3.3 Comparing linear mixed effects modelsBayesian information criterion (BIC) [10] and Akaike's information criterion (AIC) [11] are used to compare several models.Table 4: The table presents the results of ANOVA.Model AIC BIC logLik deviance

Model 1 3240.6 3253.2 -1614.3 3228.6Model 2 3238.3 3246.6 -1615.1 3230.3Model 3 3134.5 3145.0 -1562.3 3124.5

The best model, according to (AIC) and (BIC), is the Model 3 that assumes same fixed intercept and a random slope.
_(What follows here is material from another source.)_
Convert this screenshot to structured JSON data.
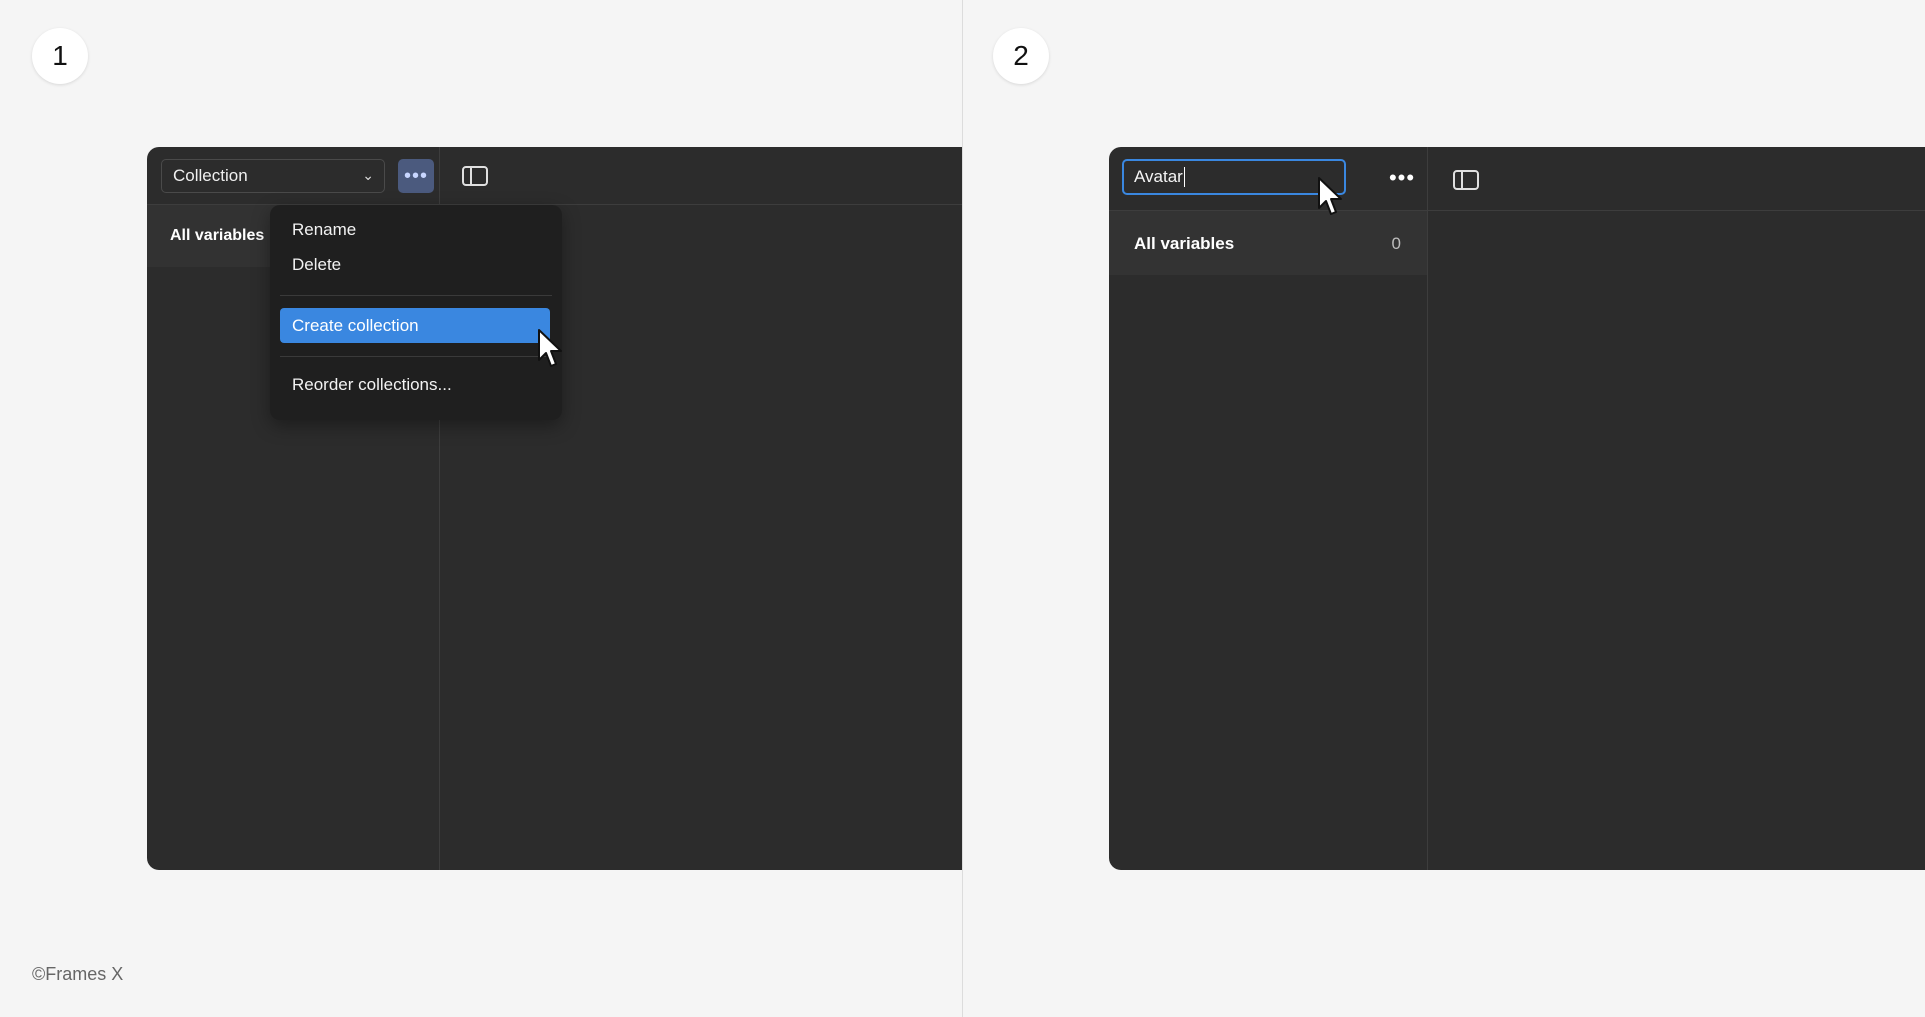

The plot of individual predicted GDP versus observed GDP (Figure 3):Figure 3: The figure presents the predicted Gross Domestic Product (GDP) versus observed GDP.CONCLUSIONThe modeling and simulation of the Gross Domestic Product (GDP) data using Linear Mixed-Effects Models proved to be successful. We can say that the Linear Mixed Effects Models can help to characterize and to understand many complex linear economical processes. This study has shown the effectiveness of the linear mixed effects models as a new approach to explain GDP data. The final proposed model (model 3) has proven good estimations for all parameters in the model.5. REFERENCESLaird N.M and Ware J.H: Random-effects models for longitudinal data. Biometrics. 1982; 38(4): 963-974.Ware J.H: Linear models for the analysis of longitudinal studies. The Annals of Statistics. 1985; 39(2): 95-101.Diggle P, Heagerty P and Liang K.Y and Zeger S.L. Analysis of longitudinal data, 2002.Bates D, Maechler M, Bolker B.M and Walker S.C. Fitting Linear Mixed-Effects Models Using lme4. 2015; 67(1): 1-48.Davidian M and Giltinan D.M. Non-linear models for repeated measurement data, 1995Ware J.H. Linear models for the analysis of longitudinal studies. The Annals of Statistics.1985; 39(2): 95-101.Davidian M and Giltinan D.M. Non-linear models for repeated measurement data, 1995.Bates D, Maechler M, Bolker B and Walker S. Linear Mixed-Effects Models Using Eigenand S4, R package version 1.1-10, 2015; 39(2): 95-01. Available on: http://CRAN.R-project.org/package=lme4.Pinheiro J.C and Bates D.M. Mixed-Effects Models in S and S-PLUS, 2000.Schwarz G: The Annals of Statistics.1978; 6(2): 461-464.Akaike H. A new look at the statistical model identification. IEEE Trans. Autom. Control. 1974; 19(6): 716-723.List of acronym:GDP: Gross Domestic Product is a monetary measure of the market value of all the final goods and services produced in a period of time, often annually or quarterly. Nominal GDP estimates are commonly used to determine the economic performance of a whole country or region, and to make international comparisons.AIC: The Akaike information criterion: is an estimator of the relative quality of statistical models for a given set of data. Given a collection of models for the data, AIC estimates the quality of each model, relative to each of the other models. Thus, AIC provides a means for model selection.BIC: The Bayesian information criterion is a criterion for model selection among a finite set of models; the model with the lowest BIC is preferred. It is based, in part, on the likelihood function and it is closely related to the Akaike information criterion (AIC).